[Excerpts from an interface dataset]
○ ○ ○ ○ ○

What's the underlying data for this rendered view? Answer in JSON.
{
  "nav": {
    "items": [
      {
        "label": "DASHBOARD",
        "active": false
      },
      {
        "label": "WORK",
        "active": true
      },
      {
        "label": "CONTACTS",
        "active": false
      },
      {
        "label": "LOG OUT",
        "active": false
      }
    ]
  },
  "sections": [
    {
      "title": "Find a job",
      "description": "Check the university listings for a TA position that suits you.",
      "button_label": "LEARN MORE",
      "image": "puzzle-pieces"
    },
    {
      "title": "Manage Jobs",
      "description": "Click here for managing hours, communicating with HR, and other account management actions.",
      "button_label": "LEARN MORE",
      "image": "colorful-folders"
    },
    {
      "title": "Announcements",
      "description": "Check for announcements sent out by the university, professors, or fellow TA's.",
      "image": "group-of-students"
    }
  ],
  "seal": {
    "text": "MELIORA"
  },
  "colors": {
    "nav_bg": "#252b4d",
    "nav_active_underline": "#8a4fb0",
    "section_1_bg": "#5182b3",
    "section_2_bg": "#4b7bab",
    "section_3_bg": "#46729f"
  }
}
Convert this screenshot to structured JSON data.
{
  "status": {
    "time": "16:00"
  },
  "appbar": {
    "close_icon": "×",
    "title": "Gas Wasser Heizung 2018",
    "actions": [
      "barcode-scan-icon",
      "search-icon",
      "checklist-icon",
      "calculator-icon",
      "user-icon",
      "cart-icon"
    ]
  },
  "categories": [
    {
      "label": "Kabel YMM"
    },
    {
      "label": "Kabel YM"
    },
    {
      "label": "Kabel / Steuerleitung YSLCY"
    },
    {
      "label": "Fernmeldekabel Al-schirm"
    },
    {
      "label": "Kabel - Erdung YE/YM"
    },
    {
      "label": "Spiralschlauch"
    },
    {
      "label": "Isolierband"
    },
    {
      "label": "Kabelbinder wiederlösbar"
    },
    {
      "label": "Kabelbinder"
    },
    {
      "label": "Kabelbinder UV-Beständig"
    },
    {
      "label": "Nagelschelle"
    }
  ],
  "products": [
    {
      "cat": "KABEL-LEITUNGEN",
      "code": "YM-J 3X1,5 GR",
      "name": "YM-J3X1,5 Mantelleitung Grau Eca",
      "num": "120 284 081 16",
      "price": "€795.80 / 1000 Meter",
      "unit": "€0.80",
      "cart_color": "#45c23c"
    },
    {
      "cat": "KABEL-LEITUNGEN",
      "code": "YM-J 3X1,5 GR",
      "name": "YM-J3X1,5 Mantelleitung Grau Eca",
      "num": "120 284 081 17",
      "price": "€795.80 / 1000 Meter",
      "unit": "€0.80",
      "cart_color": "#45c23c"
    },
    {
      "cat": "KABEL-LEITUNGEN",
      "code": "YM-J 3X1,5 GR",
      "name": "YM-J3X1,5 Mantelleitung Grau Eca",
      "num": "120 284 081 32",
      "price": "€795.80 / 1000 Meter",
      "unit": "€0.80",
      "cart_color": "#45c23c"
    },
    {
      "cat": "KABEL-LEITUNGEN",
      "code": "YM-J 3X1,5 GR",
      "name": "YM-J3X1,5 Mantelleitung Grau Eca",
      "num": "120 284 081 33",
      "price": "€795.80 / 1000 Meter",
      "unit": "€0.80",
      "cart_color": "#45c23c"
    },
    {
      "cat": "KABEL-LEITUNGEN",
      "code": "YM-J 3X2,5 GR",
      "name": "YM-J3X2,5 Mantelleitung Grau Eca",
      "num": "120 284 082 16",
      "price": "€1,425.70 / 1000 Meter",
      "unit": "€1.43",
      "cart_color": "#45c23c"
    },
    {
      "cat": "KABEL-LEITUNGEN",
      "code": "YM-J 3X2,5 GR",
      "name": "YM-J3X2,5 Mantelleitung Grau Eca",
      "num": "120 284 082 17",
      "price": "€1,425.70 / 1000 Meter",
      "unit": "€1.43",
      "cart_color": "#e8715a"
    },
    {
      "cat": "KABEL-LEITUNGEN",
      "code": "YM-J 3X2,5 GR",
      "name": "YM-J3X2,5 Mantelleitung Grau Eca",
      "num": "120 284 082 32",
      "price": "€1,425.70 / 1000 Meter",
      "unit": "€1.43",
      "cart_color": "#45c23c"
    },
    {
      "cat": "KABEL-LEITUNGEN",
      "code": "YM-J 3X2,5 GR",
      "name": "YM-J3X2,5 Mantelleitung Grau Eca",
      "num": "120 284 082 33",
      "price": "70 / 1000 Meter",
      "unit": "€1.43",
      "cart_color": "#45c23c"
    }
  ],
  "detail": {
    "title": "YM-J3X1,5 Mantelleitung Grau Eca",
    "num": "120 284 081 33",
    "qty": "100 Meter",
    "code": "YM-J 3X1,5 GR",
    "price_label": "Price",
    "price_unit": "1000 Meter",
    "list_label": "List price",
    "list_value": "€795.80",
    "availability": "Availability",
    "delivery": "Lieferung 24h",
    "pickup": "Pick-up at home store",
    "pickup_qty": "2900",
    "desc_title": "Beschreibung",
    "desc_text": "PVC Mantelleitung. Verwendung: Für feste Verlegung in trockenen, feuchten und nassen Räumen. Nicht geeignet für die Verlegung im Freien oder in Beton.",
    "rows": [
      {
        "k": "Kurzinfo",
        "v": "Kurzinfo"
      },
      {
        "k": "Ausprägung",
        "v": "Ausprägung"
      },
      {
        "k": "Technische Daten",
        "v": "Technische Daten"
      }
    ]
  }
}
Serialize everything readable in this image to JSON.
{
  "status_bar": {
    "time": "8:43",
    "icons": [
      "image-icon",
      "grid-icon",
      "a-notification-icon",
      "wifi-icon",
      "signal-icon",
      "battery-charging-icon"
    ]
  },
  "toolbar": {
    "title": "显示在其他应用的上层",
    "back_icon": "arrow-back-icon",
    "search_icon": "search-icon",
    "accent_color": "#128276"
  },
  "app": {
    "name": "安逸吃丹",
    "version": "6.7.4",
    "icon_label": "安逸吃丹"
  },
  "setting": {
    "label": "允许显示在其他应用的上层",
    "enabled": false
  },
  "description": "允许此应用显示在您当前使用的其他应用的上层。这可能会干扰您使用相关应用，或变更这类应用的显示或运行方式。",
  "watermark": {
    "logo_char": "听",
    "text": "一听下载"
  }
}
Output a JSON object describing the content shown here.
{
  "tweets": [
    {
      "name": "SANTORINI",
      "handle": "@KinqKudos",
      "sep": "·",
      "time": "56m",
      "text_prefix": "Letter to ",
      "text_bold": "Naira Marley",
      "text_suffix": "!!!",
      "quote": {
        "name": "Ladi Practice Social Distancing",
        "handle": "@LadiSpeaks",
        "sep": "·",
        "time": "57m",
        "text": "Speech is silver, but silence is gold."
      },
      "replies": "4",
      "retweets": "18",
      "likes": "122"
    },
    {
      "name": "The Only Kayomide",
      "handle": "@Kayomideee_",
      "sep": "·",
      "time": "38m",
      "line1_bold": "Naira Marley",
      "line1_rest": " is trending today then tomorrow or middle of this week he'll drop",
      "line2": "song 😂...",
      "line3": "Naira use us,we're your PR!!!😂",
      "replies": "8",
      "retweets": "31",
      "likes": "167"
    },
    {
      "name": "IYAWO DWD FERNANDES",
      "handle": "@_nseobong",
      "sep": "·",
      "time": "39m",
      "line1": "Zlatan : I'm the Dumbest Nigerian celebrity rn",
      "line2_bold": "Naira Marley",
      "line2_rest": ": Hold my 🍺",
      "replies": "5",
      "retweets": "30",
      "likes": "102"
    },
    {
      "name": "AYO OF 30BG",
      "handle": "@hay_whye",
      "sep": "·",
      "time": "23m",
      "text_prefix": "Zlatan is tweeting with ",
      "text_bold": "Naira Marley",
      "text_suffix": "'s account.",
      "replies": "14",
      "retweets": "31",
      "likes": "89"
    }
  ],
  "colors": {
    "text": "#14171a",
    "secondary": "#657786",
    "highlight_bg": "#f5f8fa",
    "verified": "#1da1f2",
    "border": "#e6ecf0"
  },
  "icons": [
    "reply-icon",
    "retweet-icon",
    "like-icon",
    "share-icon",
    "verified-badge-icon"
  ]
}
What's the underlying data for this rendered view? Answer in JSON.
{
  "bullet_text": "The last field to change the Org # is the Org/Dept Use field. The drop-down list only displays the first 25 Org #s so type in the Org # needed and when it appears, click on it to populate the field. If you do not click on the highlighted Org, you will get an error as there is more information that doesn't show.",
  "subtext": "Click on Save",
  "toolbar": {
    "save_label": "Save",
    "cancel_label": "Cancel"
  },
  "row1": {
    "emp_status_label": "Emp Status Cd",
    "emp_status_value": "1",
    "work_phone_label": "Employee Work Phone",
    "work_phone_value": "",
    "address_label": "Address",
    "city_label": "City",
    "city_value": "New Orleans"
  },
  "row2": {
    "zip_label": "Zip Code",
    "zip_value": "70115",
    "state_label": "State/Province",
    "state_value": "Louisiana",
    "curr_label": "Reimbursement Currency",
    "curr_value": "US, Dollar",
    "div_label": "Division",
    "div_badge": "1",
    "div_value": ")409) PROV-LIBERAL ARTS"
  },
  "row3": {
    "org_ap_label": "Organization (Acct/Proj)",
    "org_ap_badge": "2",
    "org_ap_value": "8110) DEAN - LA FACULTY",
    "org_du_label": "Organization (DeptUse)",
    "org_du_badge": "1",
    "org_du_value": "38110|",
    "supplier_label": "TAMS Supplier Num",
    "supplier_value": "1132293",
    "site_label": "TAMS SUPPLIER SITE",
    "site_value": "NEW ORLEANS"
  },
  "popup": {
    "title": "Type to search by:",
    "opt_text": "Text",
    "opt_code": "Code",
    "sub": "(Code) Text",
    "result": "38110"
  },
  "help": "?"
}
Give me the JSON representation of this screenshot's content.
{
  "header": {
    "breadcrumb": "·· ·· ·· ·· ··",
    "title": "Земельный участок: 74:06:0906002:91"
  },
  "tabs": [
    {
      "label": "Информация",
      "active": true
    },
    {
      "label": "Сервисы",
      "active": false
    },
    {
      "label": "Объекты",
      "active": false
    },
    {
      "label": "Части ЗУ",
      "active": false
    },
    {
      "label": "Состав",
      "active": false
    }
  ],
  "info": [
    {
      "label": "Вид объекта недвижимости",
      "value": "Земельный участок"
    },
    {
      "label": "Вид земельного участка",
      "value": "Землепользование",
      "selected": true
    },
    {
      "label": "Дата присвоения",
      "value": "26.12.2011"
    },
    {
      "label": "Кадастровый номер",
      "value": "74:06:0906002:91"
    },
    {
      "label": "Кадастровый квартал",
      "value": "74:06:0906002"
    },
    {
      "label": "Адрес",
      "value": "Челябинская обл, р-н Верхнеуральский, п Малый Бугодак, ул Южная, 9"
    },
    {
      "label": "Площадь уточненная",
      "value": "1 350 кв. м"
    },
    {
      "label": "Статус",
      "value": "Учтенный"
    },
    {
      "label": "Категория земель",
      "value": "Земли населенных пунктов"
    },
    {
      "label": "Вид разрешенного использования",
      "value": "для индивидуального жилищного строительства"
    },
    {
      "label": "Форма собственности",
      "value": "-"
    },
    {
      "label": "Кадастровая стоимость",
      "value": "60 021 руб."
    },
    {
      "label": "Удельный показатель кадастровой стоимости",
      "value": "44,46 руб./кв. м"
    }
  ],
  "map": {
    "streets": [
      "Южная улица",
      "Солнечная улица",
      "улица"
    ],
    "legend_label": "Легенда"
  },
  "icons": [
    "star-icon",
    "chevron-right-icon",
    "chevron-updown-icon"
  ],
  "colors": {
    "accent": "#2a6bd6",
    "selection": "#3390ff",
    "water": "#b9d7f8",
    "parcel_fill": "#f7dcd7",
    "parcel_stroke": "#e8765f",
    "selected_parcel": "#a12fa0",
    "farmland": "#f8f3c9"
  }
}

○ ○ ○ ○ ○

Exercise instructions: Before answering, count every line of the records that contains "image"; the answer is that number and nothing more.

Written answer: 5